Kids school time
Or, better say, kids school breaks.
Both when kids are at school, and when they’re not, means structuring my days differently.
The truth been told – as anyone who works from home can confirm – it’s different to work with and without the kids around.
(and that’s an understatement – if you know what I mean…)
Although I often manage to get the work done with the kids around, sometimes it’s a hard thing to it pull off.
Therefore, when I later plan for more demanding projects, I like to place them at the time when kids are at school.
Also, kids’ school time (or better say, a lack of it) leads me to the next thing in the plan, which is…
Everybody needs a break every now and then and going on short or longer vacations help me recharge my batteries.
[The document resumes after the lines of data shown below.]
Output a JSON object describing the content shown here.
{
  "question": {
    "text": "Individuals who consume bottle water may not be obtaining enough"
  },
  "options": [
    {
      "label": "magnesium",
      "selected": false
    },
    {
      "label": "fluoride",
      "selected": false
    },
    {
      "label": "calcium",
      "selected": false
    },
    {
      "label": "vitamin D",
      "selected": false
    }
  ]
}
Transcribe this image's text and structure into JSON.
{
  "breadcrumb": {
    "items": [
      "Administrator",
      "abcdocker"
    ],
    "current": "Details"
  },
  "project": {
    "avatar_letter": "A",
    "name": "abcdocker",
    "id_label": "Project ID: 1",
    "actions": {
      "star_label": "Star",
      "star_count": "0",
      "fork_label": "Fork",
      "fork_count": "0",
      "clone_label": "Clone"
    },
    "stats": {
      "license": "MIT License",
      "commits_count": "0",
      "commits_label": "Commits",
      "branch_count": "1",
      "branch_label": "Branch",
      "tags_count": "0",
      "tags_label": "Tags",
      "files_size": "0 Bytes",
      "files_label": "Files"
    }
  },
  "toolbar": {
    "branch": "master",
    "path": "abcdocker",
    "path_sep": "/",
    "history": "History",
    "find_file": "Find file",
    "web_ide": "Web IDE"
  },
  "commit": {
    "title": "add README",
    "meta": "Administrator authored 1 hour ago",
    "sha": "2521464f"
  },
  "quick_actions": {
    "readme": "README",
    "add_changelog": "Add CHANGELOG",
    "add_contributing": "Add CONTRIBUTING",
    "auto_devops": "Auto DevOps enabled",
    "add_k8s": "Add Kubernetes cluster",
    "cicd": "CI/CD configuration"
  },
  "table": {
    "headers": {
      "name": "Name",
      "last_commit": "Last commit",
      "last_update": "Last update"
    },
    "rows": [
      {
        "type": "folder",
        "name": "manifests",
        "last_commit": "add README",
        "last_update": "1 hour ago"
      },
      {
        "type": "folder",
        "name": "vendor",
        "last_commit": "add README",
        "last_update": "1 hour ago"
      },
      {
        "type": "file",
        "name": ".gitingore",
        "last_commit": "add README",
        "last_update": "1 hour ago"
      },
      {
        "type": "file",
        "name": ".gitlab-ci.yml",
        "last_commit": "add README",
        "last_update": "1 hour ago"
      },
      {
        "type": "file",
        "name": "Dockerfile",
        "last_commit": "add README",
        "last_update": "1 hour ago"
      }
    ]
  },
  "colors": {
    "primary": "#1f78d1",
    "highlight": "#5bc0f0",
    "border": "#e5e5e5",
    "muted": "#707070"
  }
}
Although I’m my own boss, you’d think I could do this whenever I want to, but the reality is not like that.
Most of the time, weekends slip in a blink of an eye, and because of kids’ school, I’m bound to make vacation plans for the time when kids are on their breaks.
(not quite the freedom I’d like to have, but it goes with being a parent…)
I think that’s about it for planning out personal items.
Now, some of the items listed here are not only personal-related, and I’m using them for professional aspects as well (such as tax dates), while some other (like holidays, vacations, or school breaks) have an influence on planning out my professional part of life.
Some serve me as a guide for content creation or marketing, some for scheduling the work in advance – so I don’t lag behind (at least not as much! 🙂 ) due to obvious less productive, work-free time periods.
The bottom line, I’m doing personal scheduling first, and then comes the time for the professional one.
Scheduling professional items
No matter how strange this may sound, I give myself more flexibility with this part, since my type of work allows for it.
Of course, I have a million smaller tasks in between to deal with, but they repeat themselves on a daily/weekly/monthly basis and they are usually not worth taking the time to plan them out on a yearly calendar.
(instead, daily/weekly/monthly pages of my planner are places where you could find them)
What is worth noting are special promotions or bigger projects I plan to do in a year.
Making a yearly plan also helps me to see better when I can squeeze in some unexpected work project, and when it would be a wiser option to refuse them.
Planning my professional side of life also comes after making a review of last year, determining what worked (and not!), deciding what I want from my business in the future, and, of course, making goals.
Since this process takes a bit longer, you can see why I like to plan out my personal items first.
And that’s it.
My yearly calendar is set.
(and don’t forget, you can take your copy here)
If you’re still not convinced that yearly planning is for you, here’s a quick overview of the benefits I found it gives.
Mapping out your year:
- can help you have some sort of a roadmap for the next year,
- lets you see the important stuff without the noise you might have when planning those same items on a monthly/weekly page,
- keeps you focused and more productive,
- can be a good guide to budget planning,
- lets you establish a work-life balance,
- makes subsequent decision making much easier.
Once you have your yearly plan in place, you can develop it further and start writing down the little details in your planner.
(and in my other post you can see how you can use a planner to be super-productive!)